stopThread() & MessageManagerLock -> deadlock


#1

I made a custom FileTreeComponentEx which has a buildDirectory(String dir) function. This function, when called from the UI Thread, will create a new Thread that fills up the TreeView with the contents of a directory.

In this thread I have to use MessageManagerLocks every time I add a new TreeViewItem and set its text (because this will initiate a repaint() I guess).

The problem is that when I call stopThread(10000) from the UI Thread to stop my Thread that is filling the TreeView with the directory contents, I get a deadlock. It seems that the problem is the use of the MessageManagerLock in that particular thread.

In the JUCE help about MessageManagerLock it is stated:

“Another caveat is that using this in conjunction with other CriticalSections can create lots of interesting ways of producing a deadlock! In particular, if your message thread calls stopThread() for a thread that uses these locks, you’ll get an (occasional) deadlock…”
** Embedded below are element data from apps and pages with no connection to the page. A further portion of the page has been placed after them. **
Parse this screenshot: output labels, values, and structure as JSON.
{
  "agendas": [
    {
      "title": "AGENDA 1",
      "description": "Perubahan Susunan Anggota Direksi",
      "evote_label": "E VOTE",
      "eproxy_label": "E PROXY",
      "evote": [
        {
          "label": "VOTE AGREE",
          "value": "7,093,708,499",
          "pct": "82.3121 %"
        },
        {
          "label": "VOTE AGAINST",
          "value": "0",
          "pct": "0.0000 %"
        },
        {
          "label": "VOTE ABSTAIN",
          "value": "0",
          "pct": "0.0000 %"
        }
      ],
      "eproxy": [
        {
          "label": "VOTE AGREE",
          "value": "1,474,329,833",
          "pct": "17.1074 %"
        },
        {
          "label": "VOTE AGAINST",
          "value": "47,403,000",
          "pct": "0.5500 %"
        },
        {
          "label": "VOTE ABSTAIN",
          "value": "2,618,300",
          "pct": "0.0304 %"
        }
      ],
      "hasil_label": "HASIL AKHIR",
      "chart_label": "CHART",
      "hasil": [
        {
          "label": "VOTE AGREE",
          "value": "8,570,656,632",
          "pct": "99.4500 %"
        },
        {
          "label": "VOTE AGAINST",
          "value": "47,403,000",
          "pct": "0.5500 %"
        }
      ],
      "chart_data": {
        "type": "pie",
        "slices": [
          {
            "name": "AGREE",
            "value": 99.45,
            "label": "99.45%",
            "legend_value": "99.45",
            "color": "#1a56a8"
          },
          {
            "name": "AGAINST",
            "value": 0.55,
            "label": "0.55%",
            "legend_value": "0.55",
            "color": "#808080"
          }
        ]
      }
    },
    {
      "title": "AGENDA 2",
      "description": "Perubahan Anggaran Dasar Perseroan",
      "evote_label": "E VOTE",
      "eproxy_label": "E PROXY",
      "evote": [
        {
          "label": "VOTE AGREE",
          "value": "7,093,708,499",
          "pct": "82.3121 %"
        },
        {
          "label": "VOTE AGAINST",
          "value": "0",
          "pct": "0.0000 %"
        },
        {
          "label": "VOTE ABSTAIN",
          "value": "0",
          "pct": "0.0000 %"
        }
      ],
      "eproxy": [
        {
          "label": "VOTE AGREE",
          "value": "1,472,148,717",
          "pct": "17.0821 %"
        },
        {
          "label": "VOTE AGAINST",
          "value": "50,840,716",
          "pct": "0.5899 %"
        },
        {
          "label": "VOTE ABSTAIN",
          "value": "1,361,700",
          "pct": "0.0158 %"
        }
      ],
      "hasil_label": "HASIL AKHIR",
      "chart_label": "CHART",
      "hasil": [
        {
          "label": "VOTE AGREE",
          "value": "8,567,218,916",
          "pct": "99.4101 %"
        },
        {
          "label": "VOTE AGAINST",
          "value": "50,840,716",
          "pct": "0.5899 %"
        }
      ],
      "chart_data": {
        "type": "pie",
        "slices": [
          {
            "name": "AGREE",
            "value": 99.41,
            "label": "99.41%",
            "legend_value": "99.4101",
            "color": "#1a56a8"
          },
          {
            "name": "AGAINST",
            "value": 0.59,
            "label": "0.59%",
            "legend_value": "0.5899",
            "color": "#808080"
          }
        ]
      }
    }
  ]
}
Why is that and what can I do about it?
Why does the stopThread() function fail when the Message Manager is locked (or vice versa) ?


#2

Extra question concerning the lifetime of the MessageManagerLock object:

If I write

void myFunction()
{
{
const MessageManagerLock mmLock1;

 ... code ...

}

{
const MessageManagerLock mmLock2;

 ... code ...

}
}

Are the individual MessageManagerLock objects destroyed after the brackets they are in are closed? I.e. are these 2 MessageManagerLock objects created & destroyed like calling:

MessageManagerLock *mmLock1=new MessageManagerLock();
delete mmLock1;
MessageManagerLock *mmLock2=new MessageManagerLock();
delete mmLock2;

or is this rather equal to calling:

MessageManagerLock *mmLock1=new MessageManagerLock();
MessageManagerLock *mmLock2=new MessageManagerLock();
delete mmLock1;
delete mmLock2;

Because if not, then this may well be the cause of the problem.


#3

Well, why don’t you put a break point into the destructor of the MessageManagerLock code, and then run through your function step-by-step and see where things created and destroyed?


#4

Just viewed the assembly and the brackets “trick” is ok.

So my initial question still lasts: Why does creating a MessageManagerLock object in a Thread induce a deadlock when stopThread() was called for this Thread?


#5

It’s pretty obvious if you think it through. The message thread always has the MM lock, so when you call stopThread on it, the MM is already locked for that thread. stopThread then waits for the other thread to stop, but if in the meantime, that other thread rolls along and hits a MM lock, each thread is then waiting for the other one. Deadlock.


#6

Ok. I am pretty happy to at least understand what’s going on. I will try to find some solution.


#7

Best just to avoid MM locks, or to let the threads stop without waiting for them.


#8

I just use signalThreadShouldExit() now and then run a Timer that just waits (non blocking, just by checking isThreadRunning() ) maximum X milliseconds for the the Thread being stopped and if it was not, just calls stopThread(0) and then jumps to a callback.

Would it be possible to add a TimeredStopThread class to JUCE? This would inherit from Thread and Timer and there would also be a class called TimeredStopThreadListener (this is just a class with some pure virtual function timerStopThreadStoppedCallback(TimeredStopThread *sender)).

TimeredStopThread::addListener() would add some listeners to the TimerStopThread that get called when it has stopped after calling timeredStop() - (see below).

TimeredStopThread::timeredStop(int milliseconds) would start the Timer and after X milliseconds just call all listeners’ timerStopThreadStoppedCallback() functions.

So all blocking issues gone for the MessageManagerLock in the Threads.


#9

Isn’t it easier to make your thread send a message just before it finishes?


#10

Yes, it is. That would save a timer.


#11